When cooking with soy sauce, remember: less is more. A few dashes can deepen the flavor of stir-fries or sushi, sure, but why stop there? Get creative! A splash in your soup or a drizzle on roasted veggies? Now we’re talking. If you’re watching your sodium, try a low-sodium variety and maybe mix it up with some tangy citrus or sharp vinegar. But hey, don’t go overboard. Soy sauce is strong stuff, and too much can turn your culinary masterpiece into a salty mess. So use it with a light hand, and let those other flavors shine through too. Your taste buds (and your heart) will thank you.
The Future of Soy Sauce: Trends and Innovations
The soy sauce industry is evolving, keeping pace with a world that’s more aware of what goes on their plate. It’s all about striking that perfect balance: giving people the taste they crave with a healthier twist. Enter low-sodium soy sauce – it’s kind of a big deal in this transformation. This isn’t just cutting down on salt; it’s about keeping that classic soy sauce flavor that’s a staple in many kitchens.
Now, let’s talk about where this is really catching on. In the U.S., people are tuning in more to what they eat and the impact it has on their health. Heart health, blood pressure – you know the drill. So, this low-sodium option? It’s not just a nice-to-have, it’s becoming a must-have. Europe’s in on this too. They’ve always had a thing for natural, healthier choices, and this new soy sauce fits right into that lifestyle.
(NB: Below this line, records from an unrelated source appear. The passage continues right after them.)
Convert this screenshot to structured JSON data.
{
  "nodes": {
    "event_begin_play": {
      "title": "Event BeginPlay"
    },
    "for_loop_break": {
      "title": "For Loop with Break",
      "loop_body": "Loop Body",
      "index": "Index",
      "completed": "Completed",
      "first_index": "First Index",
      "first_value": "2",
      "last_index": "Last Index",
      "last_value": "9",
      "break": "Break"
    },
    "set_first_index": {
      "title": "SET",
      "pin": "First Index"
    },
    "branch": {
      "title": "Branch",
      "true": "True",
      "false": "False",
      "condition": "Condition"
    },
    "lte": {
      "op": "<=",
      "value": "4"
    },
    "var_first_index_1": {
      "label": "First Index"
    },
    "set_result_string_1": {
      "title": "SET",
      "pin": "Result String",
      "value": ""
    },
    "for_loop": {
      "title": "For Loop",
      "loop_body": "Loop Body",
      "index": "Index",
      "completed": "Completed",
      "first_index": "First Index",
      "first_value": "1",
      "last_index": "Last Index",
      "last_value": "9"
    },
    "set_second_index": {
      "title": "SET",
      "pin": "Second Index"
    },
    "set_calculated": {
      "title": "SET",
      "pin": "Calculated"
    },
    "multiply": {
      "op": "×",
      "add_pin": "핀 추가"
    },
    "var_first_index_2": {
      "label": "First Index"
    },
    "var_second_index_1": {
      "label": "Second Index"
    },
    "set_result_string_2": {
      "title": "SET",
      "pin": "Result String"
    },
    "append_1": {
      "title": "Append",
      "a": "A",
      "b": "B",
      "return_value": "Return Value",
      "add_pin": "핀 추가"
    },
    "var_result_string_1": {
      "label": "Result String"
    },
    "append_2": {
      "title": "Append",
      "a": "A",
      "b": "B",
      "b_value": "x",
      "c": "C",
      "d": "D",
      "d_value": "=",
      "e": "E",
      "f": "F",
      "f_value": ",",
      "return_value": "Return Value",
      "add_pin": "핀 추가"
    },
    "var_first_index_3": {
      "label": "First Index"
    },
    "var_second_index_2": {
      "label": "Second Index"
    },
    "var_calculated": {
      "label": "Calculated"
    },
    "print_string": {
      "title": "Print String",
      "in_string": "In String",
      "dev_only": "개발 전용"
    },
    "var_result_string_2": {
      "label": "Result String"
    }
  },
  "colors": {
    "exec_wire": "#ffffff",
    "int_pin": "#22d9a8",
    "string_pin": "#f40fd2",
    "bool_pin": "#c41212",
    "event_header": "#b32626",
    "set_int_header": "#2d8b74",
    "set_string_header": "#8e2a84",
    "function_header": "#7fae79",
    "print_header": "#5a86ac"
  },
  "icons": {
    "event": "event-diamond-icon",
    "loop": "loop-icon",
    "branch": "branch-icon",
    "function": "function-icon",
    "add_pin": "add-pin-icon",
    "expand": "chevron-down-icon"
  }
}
But in Asia-Pacific, the birthplace of soy sauce, the story’s got a twist. It’s a balancing act – keeping the traditional taste while dialing down the sodium. Tough, sure, but they’re making it happen.
So, what’s the bottom line? The world of soy sauce is getting a healthy makeover, but taste isn’t taking a backseat. Be it in a lively American city, a quaint European village, or a bustling Asian street market, low-sodium soy sauce is riding the wave. The key to winning hearts? Keeping that authentic flavor intact.
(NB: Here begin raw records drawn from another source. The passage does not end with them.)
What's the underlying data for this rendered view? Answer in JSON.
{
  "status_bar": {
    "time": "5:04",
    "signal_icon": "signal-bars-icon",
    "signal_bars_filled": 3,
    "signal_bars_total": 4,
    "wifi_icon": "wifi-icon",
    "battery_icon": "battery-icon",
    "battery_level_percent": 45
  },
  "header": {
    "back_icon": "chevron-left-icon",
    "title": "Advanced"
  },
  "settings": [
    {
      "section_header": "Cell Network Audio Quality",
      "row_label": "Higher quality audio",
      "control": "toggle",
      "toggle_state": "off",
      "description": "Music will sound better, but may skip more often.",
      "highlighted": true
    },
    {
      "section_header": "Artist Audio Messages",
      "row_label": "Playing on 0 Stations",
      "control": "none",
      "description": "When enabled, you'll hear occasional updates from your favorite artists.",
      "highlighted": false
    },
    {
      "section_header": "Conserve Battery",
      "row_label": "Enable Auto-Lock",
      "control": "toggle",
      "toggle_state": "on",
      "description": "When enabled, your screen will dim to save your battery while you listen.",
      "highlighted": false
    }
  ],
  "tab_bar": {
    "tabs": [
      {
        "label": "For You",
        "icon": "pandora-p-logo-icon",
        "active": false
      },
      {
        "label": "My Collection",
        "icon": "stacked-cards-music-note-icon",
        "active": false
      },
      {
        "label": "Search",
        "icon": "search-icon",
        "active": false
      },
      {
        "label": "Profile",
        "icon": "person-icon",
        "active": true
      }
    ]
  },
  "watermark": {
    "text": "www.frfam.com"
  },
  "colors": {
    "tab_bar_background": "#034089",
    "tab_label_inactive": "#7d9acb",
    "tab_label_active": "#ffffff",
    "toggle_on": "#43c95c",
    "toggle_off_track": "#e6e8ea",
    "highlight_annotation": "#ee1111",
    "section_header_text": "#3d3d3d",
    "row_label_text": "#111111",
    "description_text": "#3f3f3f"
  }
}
FAQs about Sodium in Soy Sauce
Addressing common questions can help demystify sodium in soy sauce.
How much sodium is typically found in a tablespoon of soy sauce?
When it comes to soy sauce, a single tablespoon packs a substantial sodium punch, typically around 900 to 1,100 milligrams. This hefty dose stems from both its traditional brewing methods and the addition of salt for preservation and taste enhancement. However, it’s worth noting the sodium can vary across different varieties like light, dark, or low-sodium. So, if you’re keeping an eye on your sodium intake, it’s wise to scrutinize the nutritional details on the bottle.
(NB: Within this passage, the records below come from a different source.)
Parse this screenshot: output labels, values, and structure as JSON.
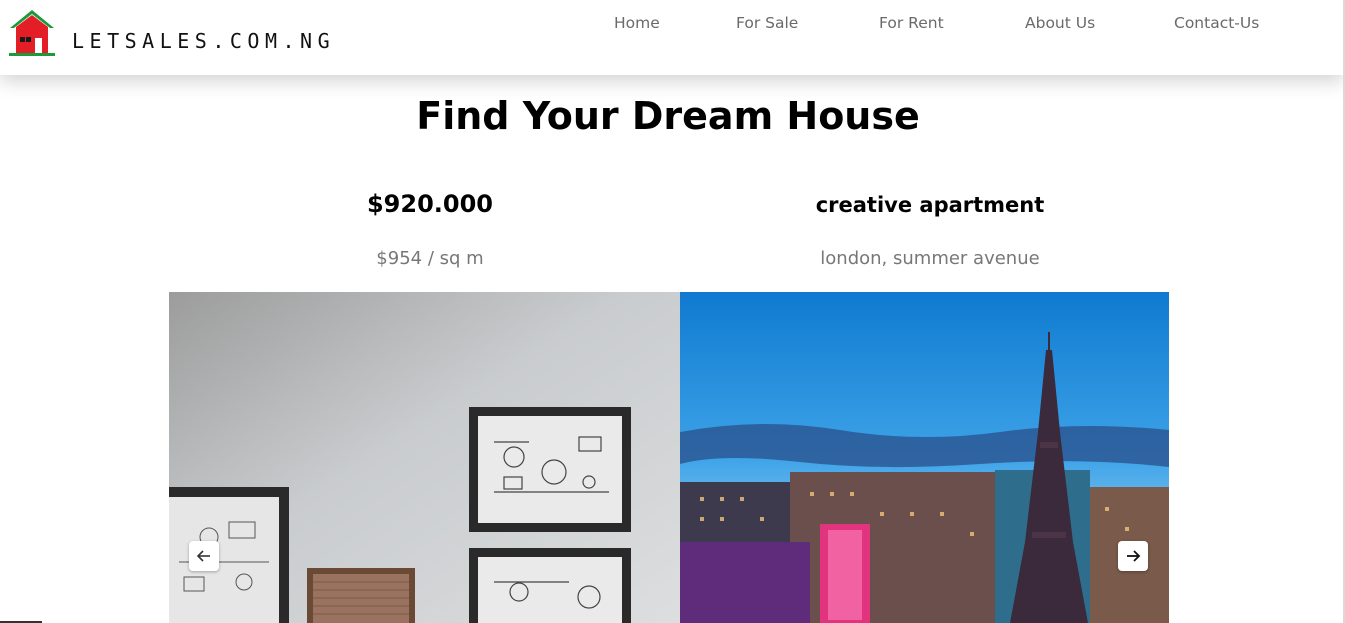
{
  "brand": {
    "name": "LETSALES.COM.NG",
    "logo_icon": "house-logo-icon"
  },
  "nav": {
    "items": [
      {
        "label": "Home"
      },
      {
        "label": "For Sale"
      },
      {
        "label": "For Rent"
      },
      {
        "label": "About Us"
      },
      {
        "label": "Contact-Us"
      }
    ]
  },
  "hero": {
    "title": "Find Your Dream House"
  },
  "listing": {
    "price": "$920.000",
    "price_per_area": "$954 / sq m",
    "title": "creative apartment",
    "address": "london, summer avenue"
  },
  "slider": {
    "prev_icon": "arrow-left-icon",
    "next_icon": "arrow-right-icon"
  },
  "colors": {
    "logo_roof": "#1a9a3a",
    "logo_house": "#e41e26",
    "nav_text": "#6a6a6a",
    "sky": "#1d86d6"
  }
}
Does Fermentation Affect Soy Sauce’s Sodium?
While soy sauce undergoes a complex fermentation process involving molds, yeast, and bacteria breaking down soybeans and wheat, this doesn’t really tweak its sodium levels. The main sodium source in soy sauce comes from the salt used in its brewing. This salt plays a key role – it manages the fermentation, keeps harmful microbes at bay, and adds that signature flavor. Since the sodium is added early on and stays consistent, the fermentation duration or style doesn’t really shift the sodium content in the finished product.
What are some tips for cooking with soy sauce to minimize sodium without losing flavor?
If you’re trying to keep your sodium levels in check but still want that soy sauce zing in your dishes, here are some tips:
1. Go for low-sodium soy sauce, which can slash the sodium content by 40-50% compared to the regular version.
2. No low-sodium sauce? No problem. Just water down your regular soy sauce with some water or broth.
3. Amp up your dish’s flavor with other ingredients like garlic, ginger, sesame oil, or rice vinegar, so you can cut back on the soy sauce.
4. Instead of free-pouring, measure your soy sauce with a spoon for better control.
5. Add soy sauce towards the end of cooking to maintain its flavor, letting you use less but still getting that taste you’re after.
6. Get creative and try other umami-rich, low-sodium options like miso paste, which offers a similar savory depth.
Conclusion: Balancing Health with Flavor
Soy sauce adds a distinct flavor to meals, but be aware of the sodium intake is crucial. You can still savor its flavor by choosing low-sodium options and using it in moderation if you are not willing to sacrificethe umami It’s all about finding the right balance between taste and health. Always remember the balance.